Why am I saying all of this? Well, when I hung up my wheels back in April, I dedicated more time and effort to running and hiking, the prospect of which made me really happy. Unfortunately, my feet weren’t happy in these disciplines, either. Now, the disclaimer is that I only run on the treadmill because I have rubber band ankles that can’t handle trail running (words cannot express how bummed this makes me) and I absolutely despise running on pavement. I’ll run on gravel roads or on paths that are only dirt with no roots or rocks, but I’m almost always on a treadmill doing intervals. I’ve tried tons of running shoes over the years (all lightweight and neutral support since I’m relatively petite, have high arches, and run with a mid- or forefoot strike): Asics Cumulus, Nike Free 4.0 (until they stopped making them, these were my favorites), Adidas Boston, Brooks PureFlow…all kinds of issues. The Brooks caused blisters/hot spots on the balls of my feet after about 50-75 miles of use. The Nikes wore out and made my knees hurt after about 100-125 miles.
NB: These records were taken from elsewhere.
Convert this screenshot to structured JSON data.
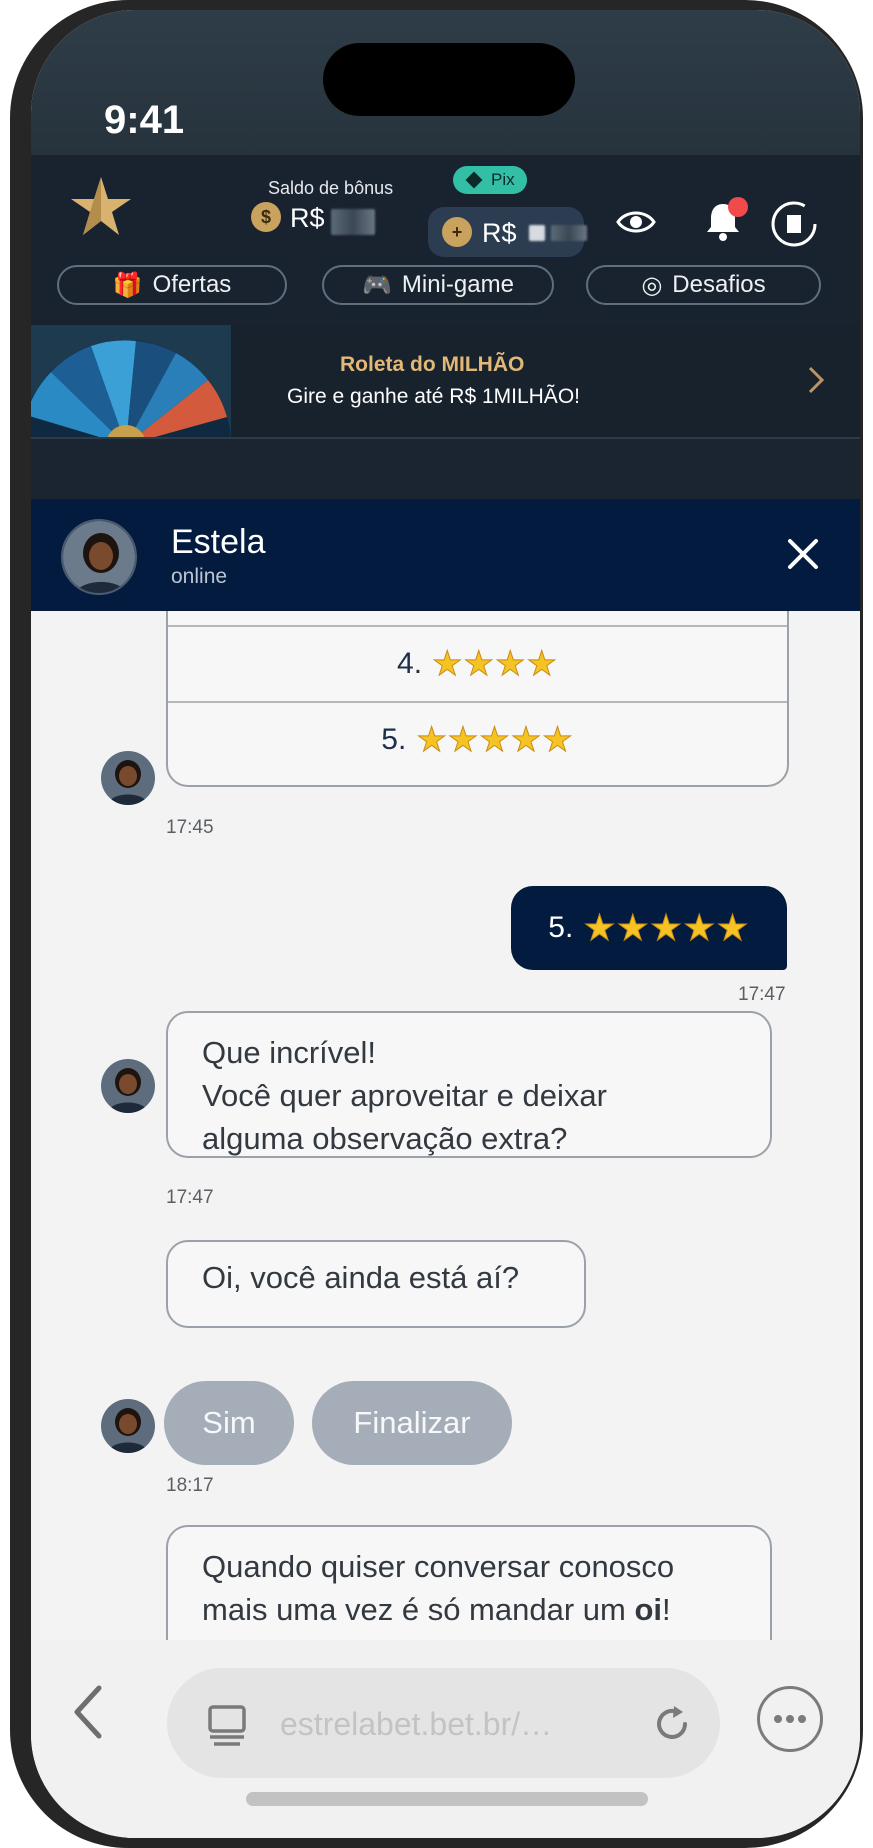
{
  "status_bar": {
    "time": "9:41"
  },
  "header": {
    "bonus_label": "Saldo de bônus",
    "bonus_currency": "R$",
    "pix_label": "Pix",
    "balance_currency": "R$",
    "nav": [
      {
        "label": "Ofertas",
        "icon": "gift-icon"
      },
      {
        "label": "Mini-game",
        "icon": "gamepad-icon"
      },
      {
        "label": "Desafios",
        "icon": "target-icon"
      }
    ]
  },
  "banner": {
    "title": "Roleta do MILHÃO",
    "subtitle": "Gire e ganhe até R$ 1MILHÃO!"
  },
  "chat_header": {
    "agent_name": "Estela",
    "agent_status": "online"
  },
  "messages": {
    "rating_options": [
      {
        "label": "4.",
        "stars": 4
      },
      {
        "label": "5.",
        "stars": 5
      }
    ],
    "rating_time": "17:45",
    "user_reply": {
      "label": "5.",
      "stars": 5,
      "time": "17:47"
    },
    "bot_question": {
      "lines": [
        "Que incrível!",
        "Você quer aproveitar e deixar",
        "alguma observação extra?"
      ],
      "time": "17:47"
    },
    "bot_followup": "Oi, você ainda está aí?",
    "quick_replies": [
      "Sim",
      "Finalizar"
    ],
    "quick_time": "18:17",
    "bot_goodbye": {
      "line1": "Quando quiser conversar conosco",
      "line2_prefix": "mais uma vez é só mandar um ",
      "line2_bold": "oi",
      "line2_suffix": "!"
    }
  },
  "browser": {
    "url": "estrelabet.bet.br/…"
  },
  "colors": {
    "chat_header": "#021b3f",
    "app_header": "#19232f",
    "accent_gold": "#e2b876",
    "pix_green": "#33bfa6",
    "quick_reply": "#a4adb8"
  }
}
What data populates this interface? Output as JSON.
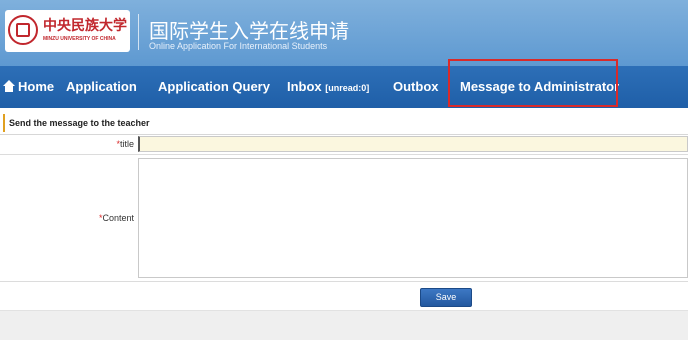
{
  "header": {
    "logo_cn": "中央民族大学",
    "logo_en": "MINZU UNIVERSITY OF CHINA",
    "title_cn": "国际学生入学在线申请",
    "title_en": "Online Application For International Students"
  },
  "nav": {
    "home": "Home",
    "application": "Application",
    "application_query": "Application Query",
    "inbox": "Inbox",
    "inbox_unread": "[unread:0]",
    "outbox": "Outbox",
    "message_admin": "Message to Administrator"
  },
  "form": {
    "section_title": "Send the message to the teacher",
    "required_mark": "*",
    "title_label": "title",
    "title_value": "",
    "content_label": "Content",
    "content_value": "",
    "save_label": "Save"
  },
  "colors": {
    "header_bg": "#6fa6d8",
    "nav_bg": "#2566ae",
    "highlight_border": "#d92a2a",
    "title_input_bg": "#fbf7df",
    "required_mark": "#d92a2a"
  },
  "icons": {
    "home": "home-icon",
    "logo": "university-seal-icon"
  }
}
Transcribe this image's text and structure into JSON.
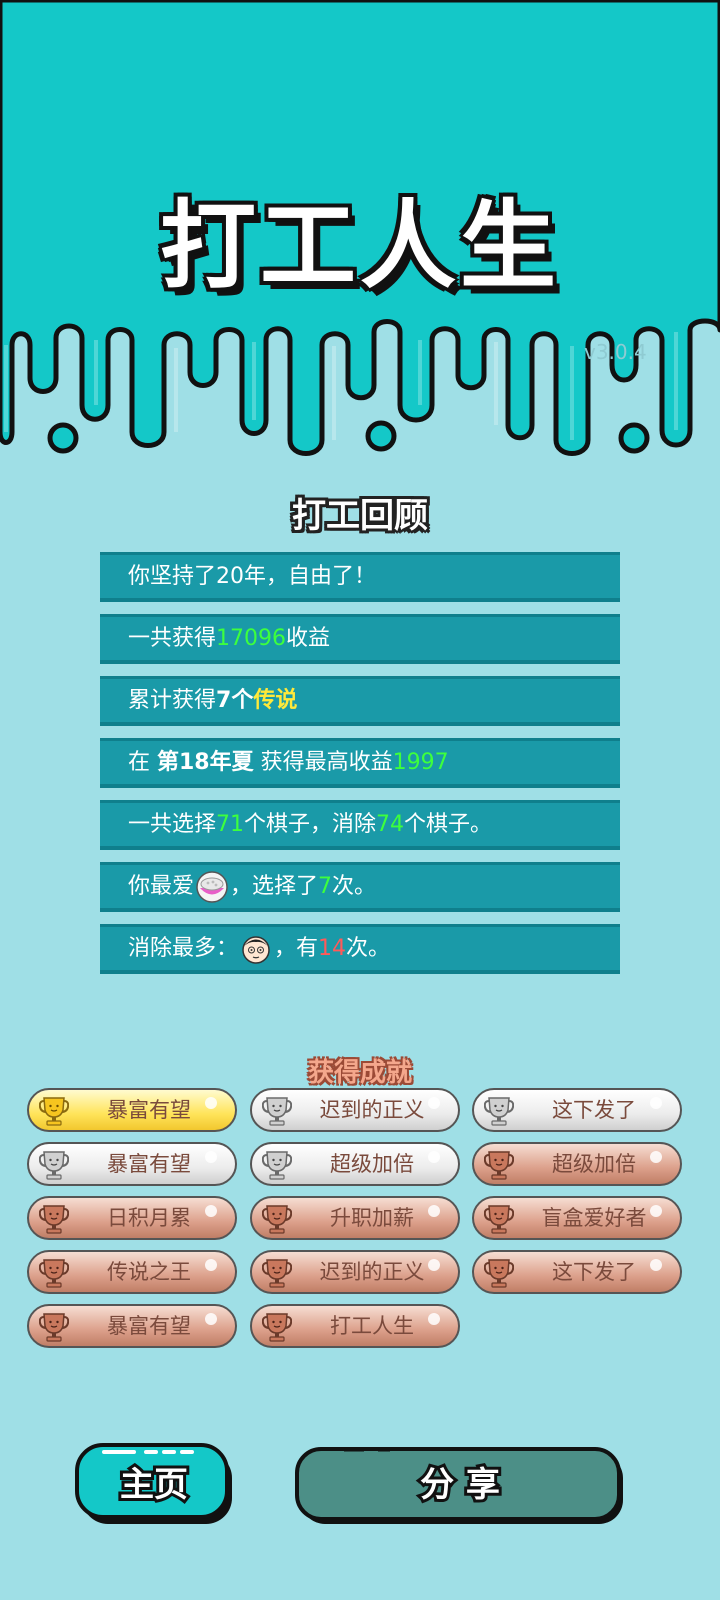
{
  "app": {
    "title": "打工人生",
    "version": "v3.0.4"
  },
  "review": {
    "title": "打工回顾",
    "rows": [
      {
        "a": "你坚持了20年，自由了！"
      },
      {
        "a": "一共获得",
        "b": "17096",
        "c": "收益"
      },
      {
        "a": "累计获得",
        "b": "7个",
        "c": "传说"
      },
      {
        "a": "在 ",
        "b": "第18年夏",
        "c": " 获得最高收益",
        "d": "1997"
      },
      {
        "a": "一共选择",
        "b": "71",
        "c": "个棋子，消除",
        "d": "74",
        "e": "个棋子。"
      },
      {
        "a": "你最爱",
        "icon": "rice-bowl-icon",
        "c": "，选择了",
        "d": "7",
        "e": "次。"
      },
      {
        "a": "消除最多：",
        "icon": "face-icon",
        "c": "，有",
        "d": "14",
        "e": "次。"
      }
    ]
  },
  "achievements": {
    "title": "获得成就",
    "items": [
      {
        "label": "暴富有望",
        "tier": "gold"
      },
      {
        "label": "迟到的正义",
        "tier": "silver"
      },
      {
        "label": "这下发了",
        "tier": "silver"
      },
      {
        "label": "暴富有望",
        "tier": "silver"
      },
      {
        "label": "超级加倍",
        "tier": "silver"
      },
      {
        "label": "超级加倍",
        "tier": "bronze"
      },
      {
        "label": "日积月累",
        "tier": "bronze"
      },
      {
        "label": "升职加薪",
        "tier": "bronze"
      },
      {
        "label": "盲盒爱好者",
        "tier": "bronze"
      },
      {
        "label": "传说之王",
        "tier": "bronze"
      },
      {
        "label": "迟到的正义",
        "tier": "bronze"
      },
      {
        "label": "这下发了",
        "tier": "bronze"
      },
      {
        "label": "暴富有望",
        "tier": "bronze"
      },
      {
        "label": "打工人生",
        "tier": "bronze"
      }
    ]
  },
  "buttons": {
    "home": "主页",
    "share": "分 享"
  },
  "colors": {
    "top_bg": "#14c8c8",
    "bottom_bg": "#9fdfe6",
    "row_bg": "#1a9aa8",
    "green": "#3dff3d",
    "yellow": "#ffe93a",
    "red": "#ff5a5a"
  }
}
The Adidas caused the same hot spots/blisters as the Brooks and my heel slid all over the place because the opening around my ankle was way too large. I was beginning to think I’d never find a running shoe I would love.
Enter the Chester County Running Store. I went in and told the associate all of the issues I was having. Without hesitating, he said, “Have you heard of Altra?” I never had. And as soon as I put on their Escalantes, I knew I’d found a shoe for life!
I have narrow feet, but the stretchy material and laces of reasonable length makes it so I can cinch the shoes tightly enough without the laces dragging all over the place. The toebox is wide and supple enough that my pinkie toes never feel squashed and my toes splay exactly the way they’re meant to do. Altra’s propietary zero-drop and Altra Ego technologies keep your feet, ankles, and knees properly positioned while giving you cushioning that feels much more than the advertised “moderate” level and fantastic energy return on every foot strike.
If you’re looking for an exceptionally comfortable everyday runner, or a great race-day option, I highly recommend the Altra Escalante. The pair above is worn out and I’m awaiting my new pair to arrive any day. First running shoe re-purchase I’ve made in three years!
Don’t just take my word for it. Check out what Hollie has to say in her review!
Next review: Altra Women’s Lone Peak 3.0 Neoshell Mid, as soon as I get a chance to try them hiking out on the trail!